It's a rainy Wednesday morning here in Lisbon do I decided to take an extended breakfast and do some writing.
I've been trying to jot down some notes on things I notice since being away from the US.
This will come as no surprise to anyone who has visited Europe or even knows anything about the culture. The dining experience is so much more relaxed. In certain ways, I love this. There is not the pressure to get up and leave as soon as you're finished eating for fear that your server will begin harboring hostility because he/she can't turnover their table quick enough.
I've rarely been checked on during my meal, either. Perhaps just once but I think this is because I'm obviously foreign and maybe they know my 'standards' are different.
Something I'm not so keen on: the lack of flowing water. At home, I drink a lot of water. Water, coffee and wine is pretty much ALL I drink. Here, there is no obligatory water glass on the table and if you want some, you have to pay. If paying for water helps a struggling economy, ok, I get it.
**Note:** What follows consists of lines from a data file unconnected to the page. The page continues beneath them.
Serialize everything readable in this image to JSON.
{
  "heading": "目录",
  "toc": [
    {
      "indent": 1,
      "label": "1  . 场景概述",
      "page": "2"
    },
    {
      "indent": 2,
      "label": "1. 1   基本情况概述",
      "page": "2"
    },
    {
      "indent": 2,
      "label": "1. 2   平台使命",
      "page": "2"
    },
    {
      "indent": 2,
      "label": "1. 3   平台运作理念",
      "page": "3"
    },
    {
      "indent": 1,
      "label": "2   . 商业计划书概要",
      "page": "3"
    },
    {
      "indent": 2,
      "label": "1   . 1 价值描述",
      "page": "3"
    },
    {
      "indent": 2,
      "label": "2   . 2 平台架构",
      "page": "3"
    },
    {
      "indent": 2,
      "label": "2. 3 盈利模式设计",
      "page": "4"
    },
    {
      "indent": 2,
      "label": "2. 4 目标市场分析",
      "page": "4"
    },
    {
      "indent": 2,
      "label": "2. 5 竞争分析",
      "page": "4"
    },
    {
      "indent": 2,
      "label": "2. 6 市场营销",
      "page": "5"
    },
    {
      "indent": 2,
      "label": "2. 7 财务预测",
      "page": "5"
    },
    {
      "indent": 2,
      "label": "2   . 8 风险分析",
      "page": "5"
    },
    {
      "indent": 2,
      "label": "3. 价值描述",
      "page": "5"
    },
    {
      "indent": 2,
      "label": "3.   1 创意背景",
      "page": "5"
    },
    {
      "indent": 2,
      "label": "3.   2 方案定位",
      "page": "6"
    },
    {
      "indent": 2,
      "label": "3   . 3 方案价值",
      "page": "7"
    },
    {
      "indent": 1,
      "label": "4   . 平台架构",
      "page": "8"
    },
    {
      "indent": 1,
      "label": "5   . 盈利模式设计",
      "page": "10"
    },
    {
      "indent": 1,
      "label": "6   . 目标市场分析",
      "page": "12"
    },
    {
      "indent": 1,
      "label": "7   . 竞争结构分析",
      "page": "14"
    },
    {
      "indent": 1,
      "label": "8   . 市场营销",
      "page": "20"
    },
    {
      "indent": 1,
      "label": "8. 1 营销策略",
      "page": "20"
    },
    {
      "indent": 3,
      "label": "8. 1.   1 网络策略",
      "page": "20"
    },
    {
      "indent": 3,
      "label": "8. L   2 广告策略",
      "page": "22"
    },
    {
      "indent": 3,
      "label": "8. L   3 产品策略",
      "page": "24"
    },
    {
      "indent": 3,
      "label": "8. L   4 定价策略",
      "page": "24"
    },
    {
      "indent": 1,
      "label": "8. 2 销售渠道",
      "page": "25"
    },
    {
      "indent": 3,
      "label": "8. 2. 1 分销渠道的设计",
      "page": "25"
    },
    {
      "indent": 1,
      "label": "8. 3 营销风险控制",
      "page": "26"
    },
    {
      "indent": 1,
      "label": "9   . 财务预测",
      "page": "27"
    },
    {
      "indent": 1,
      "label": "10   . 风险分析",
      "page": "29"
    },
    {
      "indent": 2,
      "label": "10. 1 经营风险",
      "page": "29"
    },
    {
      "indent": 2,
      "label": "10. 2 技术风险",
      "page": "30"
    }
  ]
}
In public I don't think I've seen one water fountain, either. So it's not like I could fill up my bottle if I was exploring and thirsty. Is America obsessed with hydration? In certain ways I definitely think yes. Not a bad thing to be obsessed with but clearly other people make out just fine without that compulsion.
If English is your first language, consider yourself very lucky. Most people I've met on my travels, from all realms and statuses, are some level of bi-lingual.
It's amazing, really. Having taught the language, I know how difficult it is to learn, let alone become even a somewhat fluent speaker. This never fails to impress me about the people of other nations. As often as possible, I have been asking people if they speak English before speaking to them, my own brand of politeness and avoidance of assumption. But, someone within the last few days told me that English is a world language. It struck me as curious, yet outstandingly true, to hear this from someone whom was foreign. Because think about it, an Italian traveling in Turkey is going to speak what language to his hotel employees? I've heard people, with differing accents on each side of the conversation, both using English.
On machines for transit tickets and ATMS, when you need to select English as your language, you know what flag it shows? The Union Jack. In Turkey and here in Portugal that was the way. As open-minded and multicultural as I'd like to consider myself this still surprised me. Shame on me to think it would have been the American flag.
One last thing for you to ponder -- apparently in some countries flushing your toilet paper is not the norm......